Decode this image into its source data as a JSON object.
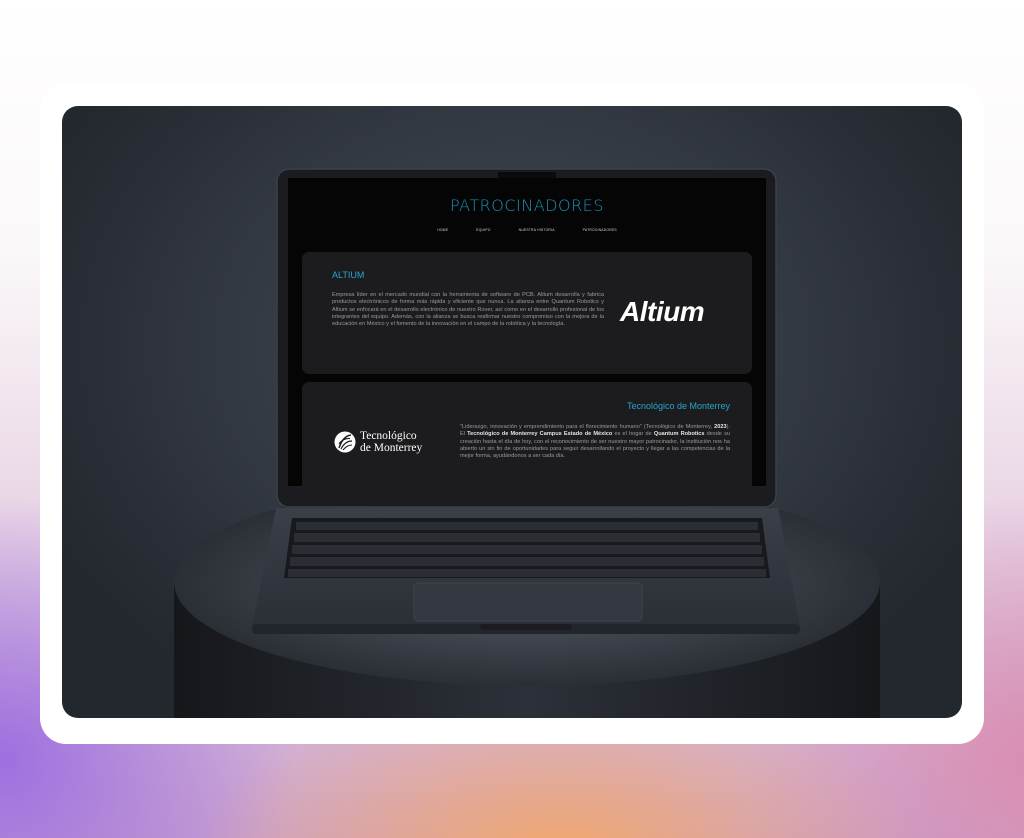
{
  "website": {
    "title": "PATROCINADORES",
    "nav": [
      "HOME",
      "EQUIPO",
      "NUESTRA HISTORIA",
      "PATROCINADORES"
    ],
    "sponsors": [
      {
        "heading": "ALTIUM",
        "text": "Empresa líder en el mercado mundial con la herramienta de software de PCB. Altium desarrolla y fabrica productos electrónicos de forma más rápida y eficiente que nunca. La alianza entre Quantum Robotics y Altium se enfocará en el desarrollo electrónico de nuestro Rover, así como en el desarrollo profesional de los integrantes del equipo. Además, con la alianza se busca reafirmar nuestro compromiso con la mejora de la educación en México y el fomento de la innovación en el campo de la robótica y la tecnología.",
        "logo_text": "Altium"
      },
      {
        "heading": "Tecnológico de Monterrey",
        "text_parts": [
          "\"Liderazgo, innovación y emprendimiento para el florecimiento humano\" (Tecnológico de Monterrey, ",
          "2023",
          "). El ",
          "Tecnológico de Monterrey Campus Estado de México",
          " es el hogar de ",
          "Quantum Robotics",
          " desde su creación hasta el día de hoy, con el reconocimiento de ser nuestro mayor patrocinador, la institución nos ha abierto un sin fin de oportunidades para seguir desarrollando el proyecto y llegar a las competencias de la mejor forma, ayudándonos a ser cada día."
        ],
        "logo_line1": "Tecnológico",
        "logo_line2": "de Monterrey"
      }
    ]
  },
  "colors": {
    "accent": "#29a3cc",
    "panel": "#1c1c1e",
    "screen_bg": "#050506"
  },
  "icons": {
    "tec_emblem": "tec-emblem-icon"
  }
}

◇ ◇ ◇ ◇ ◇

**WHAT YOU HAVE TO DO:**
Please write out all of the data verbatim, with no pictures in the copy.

**RESULT OF THE EXERCISE:**
Decode this image into its source data as a JSON object.
{
  "website": {
    "title": "PATROCINADORES",
    "nav": [
      "HOME",
      "EQUIPO",
      "NUESTRA HISTORIA",
      "PATROCINADORES"
    ],
    "sponsors": [
      {
        "heading": "ALTIUM",
        "text": "Empresa líder en el mercado mundial con la herramienta de software de PCB. Altium desarrolla y fabrica productos electrónicos de forma más rápida y eficiente que nunca. La alianza entre Quantum Robotics y Altium se enfocará en el desarrollo electrónico de nuestro Rover, así como en el desarrollo profesional de los integrantes del equipo. Además, con la alianza se busca reafirmar nuestro compromiso con la mejora de la educación en México y el fomento de la innovación en el campo de la robótica y la tecnología.",
        "logo_text": "Altium"
      },
      {
        "heading": "Tecnológico de Monterrey",
        "text_parts": [
          "\"Liderazgo, innovación y emprendimiento para el florecimiento humano\" (Tecnológico de Monterrey, ",
          "2023",
          "). El ",
          "Tecnológico de Monterrey Campus Estado de México",
          " es el hogar de ",
          "Quantum Robotics",
          " desde su creación hasta el día de hoy, con el reconocimiento de ser nuestro mayor patrocinador, la institución nos ha abierto un sin fin de oportunidades para seguir desarrollando el proyecto y llegar a las competencias de la mejor forma, ayudándonos a ser cada día."
        ],
        "logo_line1": "Tecnológico",
        "logo_line2": "de Monterrey"
      }
    ]
  },
  "colors": {
    "accent": "#29a3cc",
    "panel": "#1c1c1e",
    "screen_bg": "#050506"
  },
  "icons": {
    "tec_emblem": "tec-emblem-icon"
  }
}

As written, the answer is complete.